Her family is part of a growing tribe of eco-consumers. Consumers are making an informed choice as they are now more aware, explains Jashwant Purohit, Fabindias organic business head. Consumers know now that foods -- be it vegetables, cereals or fruits -- they eat may be laden with harmful chemicals.
Similarly Dr Aarti is a staunch believer in the benefits of eating organic food. Nutrition plays a very important role in treating a disease and what could be better than beginning with organic food, emphasises Dr Aarti.
A case in point is P K Shukla, who lives in South Delhi. He has been taking popped seeds of amaranth (popularly called chaulai or ramdana) in breakfast for the past two years, grown organically in Uttaranchal. The retired government official says that he no longer feels cold during winters and his feet and hand skin doesnt crack either. He attributes it to his diet.
Apart from growing awareness, what has, however, helped consumers is the easy availability of organic food -- be it at your neighbourhood Kendriya Bhandar or upmarket Fabindia stores or Tribes India showrooms.
Earlier organic food was more spoken of than consumed and it was only sold by movements like Navdanya, Beej Bachao Andolan and a handful of NGOs.
Today even government bodies are coming forward. For example, Uttaranchal Organic Commodities Board is running Centre for Organic Farming (COF) in the hill state.

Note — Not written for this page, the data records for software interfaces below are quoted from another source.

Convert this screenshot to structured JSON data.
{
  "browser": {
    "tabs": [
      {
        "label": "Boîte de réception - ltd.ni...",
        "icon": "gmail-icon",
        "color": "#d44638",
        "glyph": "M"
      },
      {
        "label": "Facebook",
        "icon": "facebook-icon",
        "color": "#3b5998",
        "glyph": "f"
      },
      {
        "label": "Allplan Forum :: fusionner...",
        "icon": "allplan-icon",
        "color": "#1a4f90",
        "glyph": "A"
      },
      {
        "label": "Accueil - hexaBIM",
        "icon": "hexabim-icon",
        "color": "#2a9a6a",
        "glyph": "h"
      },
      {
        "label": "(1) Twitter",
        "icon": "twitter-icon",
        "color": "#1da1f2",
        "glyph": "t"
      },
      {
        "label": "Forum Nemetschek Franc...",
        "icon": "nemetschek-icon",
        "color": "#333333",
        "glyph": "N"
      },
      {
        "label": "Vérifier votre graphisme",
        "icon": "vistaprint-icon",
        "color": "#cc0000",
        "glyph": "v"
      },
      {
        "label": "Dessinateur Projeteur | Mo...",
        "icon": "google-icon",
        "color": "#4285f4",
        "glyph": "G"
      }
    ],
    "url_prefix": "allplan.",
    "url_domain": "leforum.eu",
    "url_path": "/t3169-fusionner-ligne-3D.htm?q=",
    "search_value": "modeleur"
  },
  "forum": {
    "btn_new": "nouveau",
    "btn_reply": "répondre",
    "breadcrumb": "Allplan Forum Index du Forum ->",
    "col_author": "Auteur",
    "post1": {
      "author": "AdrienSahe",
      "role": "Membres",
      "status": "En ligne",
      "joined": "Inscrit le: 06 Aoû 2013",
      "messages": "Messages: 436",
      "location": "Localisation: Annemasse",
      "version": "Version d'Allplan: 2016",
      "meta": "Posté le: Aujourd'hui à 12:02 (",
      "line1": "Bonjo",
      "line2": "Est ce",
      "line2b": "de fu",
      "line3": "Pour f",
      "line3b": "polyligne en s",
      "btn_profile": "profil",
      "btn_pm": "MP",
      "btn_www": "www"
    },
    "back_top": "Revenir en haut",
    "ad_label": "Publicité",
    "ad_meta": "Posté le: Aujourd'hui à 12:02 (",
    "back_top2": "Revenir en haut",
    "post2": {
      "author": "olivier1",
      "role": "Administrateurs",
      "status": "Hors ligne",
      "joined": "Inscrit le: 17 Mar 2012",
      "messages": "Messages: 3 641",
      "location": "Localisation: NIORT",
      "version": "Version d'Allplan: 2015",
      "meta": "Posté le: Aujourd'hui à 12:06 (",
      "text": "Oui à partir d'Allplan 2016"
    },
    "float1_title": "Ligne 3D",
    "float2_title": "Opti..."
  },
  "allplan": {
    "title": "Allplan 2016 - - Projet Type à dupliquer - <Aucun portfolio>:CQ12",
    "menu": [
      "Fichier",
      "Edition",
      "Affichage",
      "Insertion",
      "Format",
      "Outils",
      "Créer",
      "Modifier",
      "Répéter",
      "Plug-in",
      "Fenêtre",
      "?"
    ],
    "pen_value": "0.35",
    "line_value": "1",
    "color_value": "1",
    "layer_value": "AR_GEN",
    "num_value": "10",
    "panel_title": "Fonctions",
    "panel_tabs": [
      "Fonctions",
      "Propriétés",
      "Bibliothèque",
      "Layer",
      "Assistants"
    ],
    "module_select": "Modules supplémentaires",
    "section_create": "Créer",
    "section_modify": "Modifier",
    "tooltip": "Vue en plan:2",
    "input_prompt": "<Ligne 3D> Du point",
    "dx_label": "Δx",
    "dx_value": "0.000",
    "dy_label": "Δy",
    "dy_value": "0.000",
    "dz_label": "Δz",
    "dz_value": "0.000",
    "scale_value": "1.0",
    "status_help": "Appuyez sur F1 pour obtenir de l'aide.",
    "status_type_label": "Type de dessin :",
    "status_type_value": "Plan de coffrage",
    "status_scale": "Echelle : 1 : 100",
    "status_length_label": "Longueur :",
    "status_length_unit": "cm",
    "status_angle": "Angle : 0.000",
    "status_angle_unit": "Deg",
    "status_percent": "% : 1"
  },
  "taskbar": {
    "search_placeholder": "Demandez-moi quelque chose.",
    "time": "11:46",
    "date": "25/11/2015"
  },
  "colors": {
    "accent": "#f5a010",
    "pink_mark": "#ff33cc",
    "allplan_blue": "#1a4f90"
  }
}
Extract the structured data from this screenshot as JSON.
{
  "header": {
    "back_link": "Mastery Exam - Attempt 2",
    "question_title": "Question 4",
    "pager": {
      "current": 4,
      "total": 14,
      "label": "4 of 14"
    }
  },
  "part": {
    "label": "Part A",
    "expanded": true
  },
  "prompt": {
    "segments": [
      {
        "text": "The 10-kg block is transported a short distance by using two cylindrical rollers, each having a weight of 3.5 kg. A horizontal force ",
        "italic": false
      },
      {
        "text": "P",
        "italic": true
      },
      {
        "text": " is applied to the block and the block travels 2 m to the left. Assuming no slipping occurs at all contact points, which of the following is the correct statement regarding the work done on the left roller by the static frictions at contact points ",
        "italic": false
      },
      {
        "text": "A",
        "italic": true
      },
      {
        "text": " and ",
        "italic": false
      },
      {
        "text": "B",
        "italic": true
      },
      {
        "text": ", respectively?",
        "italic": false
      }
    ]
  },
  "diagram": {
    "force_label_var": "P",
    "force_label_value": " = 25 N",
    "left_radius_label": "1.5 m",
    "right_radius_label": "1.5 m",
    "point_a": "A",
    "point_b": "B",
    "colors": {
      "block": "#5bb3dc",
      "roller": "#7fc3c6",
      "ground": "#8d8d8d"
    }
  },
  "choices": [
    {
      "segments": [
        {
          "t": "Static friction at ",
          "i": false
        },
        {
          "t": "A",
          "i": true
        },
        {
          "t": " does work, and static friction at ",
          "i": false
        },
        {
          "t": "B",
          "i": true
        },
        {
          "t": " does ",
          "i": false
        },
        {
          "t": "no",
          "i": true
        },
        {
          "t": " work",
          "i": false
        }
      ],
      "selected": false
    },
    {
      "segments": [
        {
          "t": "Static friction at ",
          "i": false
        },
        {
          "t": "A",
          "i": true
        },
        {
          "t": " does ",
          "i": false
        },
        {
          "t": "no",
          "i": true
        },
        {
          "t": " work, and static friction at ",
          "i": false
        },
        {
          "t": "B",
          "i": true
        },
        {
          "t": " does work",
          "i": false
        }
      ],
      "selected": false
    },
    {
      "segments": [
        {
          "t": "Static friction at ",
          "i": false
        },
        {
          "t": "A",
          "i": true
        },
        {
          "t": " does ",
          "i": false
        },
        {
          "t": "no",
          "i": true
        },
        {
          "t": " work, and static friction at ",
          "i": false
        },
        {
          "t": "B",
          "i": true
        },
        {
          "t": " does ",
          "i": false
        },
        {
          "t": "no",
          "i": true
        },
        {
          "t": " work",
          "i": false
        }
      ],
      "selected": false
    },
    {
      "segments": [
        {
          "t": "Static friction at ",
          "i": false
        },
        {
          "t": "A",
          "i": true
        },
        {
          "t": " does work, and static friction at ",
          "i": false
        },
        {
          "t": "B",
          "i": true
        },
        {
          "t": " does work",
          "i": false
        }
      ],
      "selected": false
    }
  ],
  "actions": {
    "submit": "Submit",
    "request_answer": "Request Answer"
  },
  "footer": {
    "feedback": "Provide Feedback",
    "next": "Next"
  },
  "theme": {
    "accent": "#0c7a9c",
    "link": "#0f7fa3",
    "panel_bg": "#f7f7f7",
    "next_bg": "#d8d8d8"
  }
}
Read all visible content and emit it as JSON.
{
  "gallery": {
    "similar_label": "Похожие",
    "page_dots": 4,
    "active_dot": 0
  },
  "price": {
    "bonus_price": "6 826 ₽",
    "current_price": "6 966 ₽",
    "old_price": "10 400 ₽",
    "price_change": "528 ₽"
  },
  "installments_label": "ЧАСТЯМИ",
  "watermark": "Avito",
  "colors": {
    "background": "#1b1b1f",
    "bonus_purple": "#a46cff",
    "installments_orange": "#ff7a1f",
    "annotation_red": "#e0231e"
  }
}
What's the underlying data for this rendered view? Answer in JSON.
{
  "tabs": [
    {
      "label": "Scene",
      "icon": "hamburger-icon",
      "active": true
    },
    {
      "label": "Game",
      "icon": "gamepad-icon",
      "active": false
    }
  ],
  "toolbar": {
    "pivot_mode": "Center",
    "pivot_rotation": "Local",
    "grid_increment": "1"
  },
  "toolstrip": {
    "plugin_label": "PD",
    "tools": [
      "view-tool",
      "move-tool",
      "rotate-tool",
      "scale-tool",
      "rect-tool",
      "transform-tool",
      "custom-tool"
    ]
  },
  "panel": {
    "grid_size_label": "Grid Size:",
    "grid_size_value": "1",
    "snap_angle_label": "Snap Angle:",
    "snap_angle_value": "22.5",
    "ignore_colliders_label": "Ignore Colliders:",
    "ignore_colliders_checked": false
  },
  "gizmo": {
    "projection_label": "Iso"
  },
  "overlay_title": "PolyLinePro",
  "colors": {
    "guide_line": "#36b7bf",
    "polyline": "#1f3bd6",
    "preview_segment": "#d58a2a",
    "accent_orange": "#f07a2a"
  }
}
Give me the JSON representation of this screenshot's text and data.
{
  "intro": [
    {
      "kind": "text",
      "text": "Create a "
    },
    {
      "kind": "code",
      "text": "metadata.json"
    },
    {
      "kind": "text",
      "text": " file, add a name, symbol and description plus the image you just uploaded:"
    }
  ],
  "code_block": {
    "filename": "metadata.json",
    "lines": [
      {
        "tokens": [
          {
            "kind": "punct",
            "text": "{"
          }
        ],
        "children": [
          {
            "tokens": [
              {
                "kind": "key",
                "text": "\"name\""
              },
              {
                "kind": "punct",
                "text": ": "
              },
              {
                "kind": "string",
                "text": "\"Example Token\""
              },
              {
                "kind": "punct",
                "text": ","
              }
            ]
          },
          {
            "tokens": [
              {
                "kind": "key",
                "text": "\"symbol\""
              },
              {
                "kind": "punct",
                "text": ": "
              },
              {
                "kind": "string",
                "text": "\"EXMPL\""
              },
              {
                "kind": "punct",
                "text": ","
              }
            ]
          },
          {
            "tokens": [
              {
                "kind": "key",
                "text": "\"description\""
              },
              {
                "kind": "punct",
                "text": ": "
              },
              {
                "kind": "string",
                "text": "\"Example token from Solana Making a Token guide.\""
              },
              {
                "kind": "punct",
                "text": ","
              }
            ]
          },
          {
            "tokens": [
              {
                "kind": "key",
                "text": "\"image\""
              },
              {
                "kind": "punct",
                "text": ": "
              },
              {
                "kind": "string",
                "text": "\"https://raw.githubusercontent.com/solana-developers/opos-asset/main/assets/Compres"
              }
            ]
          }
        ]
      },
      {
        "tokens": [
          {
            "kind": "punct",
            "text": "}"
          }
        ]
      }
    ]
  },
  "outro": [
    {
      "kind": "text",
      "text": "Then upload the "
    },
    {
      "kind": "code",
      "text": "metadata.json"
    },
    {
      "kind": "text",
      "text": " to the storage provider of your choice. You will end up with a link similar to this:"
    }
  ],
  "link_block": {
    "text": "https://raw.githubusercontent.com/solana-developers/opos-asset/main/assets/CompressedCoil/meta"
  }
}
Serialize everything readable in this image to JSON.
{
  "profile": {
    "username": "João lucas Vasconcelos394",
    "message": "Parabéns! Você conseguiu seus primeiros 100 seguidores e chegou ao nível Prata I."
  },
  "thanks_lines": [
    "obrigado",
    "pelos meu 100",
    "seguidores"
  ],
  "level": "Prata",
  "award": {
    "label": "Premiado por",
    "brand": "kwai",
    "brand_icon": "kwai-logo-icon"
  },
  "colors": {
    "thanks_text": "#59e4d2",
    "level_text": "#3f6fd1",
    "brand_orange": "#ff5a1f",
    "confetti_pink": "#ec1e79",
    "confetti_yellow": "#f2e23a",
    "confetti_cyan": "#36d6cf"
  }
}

Our initiative has, in fact, perked up the scene as more and more states are following in our steps, informs Binita Shah, programme manager of COF. The hill state has, in fact, emerged as the largest source of an array of organic products.
The organic movement has become more vibrant in recent years as more and more consumers are coming on board, says Maya of Navdanya, which began its first retail outlet in 1999 at Dilli Haat and now runs six outlets in the capital and a caf serving organic cuisine only.
The organic food consumption has definitely gone up and it is only increasing, corroborates Harish Joshi, chairman, Divine Agro Industries. He supplies to Kendriya Bhandar, Tribes India and Panchvati and has over 600 regular individual clients.
Leaving his MNC job in 1996 to sell Uttaranchals traditional produce, Joshi has since then been promoting organic food like a foot soldier. If there is a noticeable vibrancy in the organic food market today, it is largely due to sustained efforts by outfits like Navdanya and individuals like Joshi.
Divine Agro, for instance, has seen a six-fold increase in its sales of Rs 6 lakh in 2003-04 to Rs 50 lakh in 2005-06. So have other retailers.
It is no longer a niche market. May be it is still nascent, adds Ganesh Eashwar, director of Dubdengreen. For, he has seen two-fold increase in sales in the past one and half year.
The demand is so high that Raman Prabhakar of Brahma Arpan Organic is planning to start another project soon.
Navdanyas sales volume too has grown five-fold in the last three years. Our organic food sales are growing at a robust rate, adds Anandhi, a manager with Tribes Inda.
Prices are an issue, though. They are simply prohibitive making affordability a big question, says Chakravarty, a regular customer of Dubdengreen. The price difference between the conventional food and organic can be threefold at times.
Factors like certification -- a three-year long and expensive process -- and procurement, packaging and retailing costs, all make organic foods expensive. There is no funding support from the lending institutions either to promote the marketing. May be more demand will bring down the prices in the future.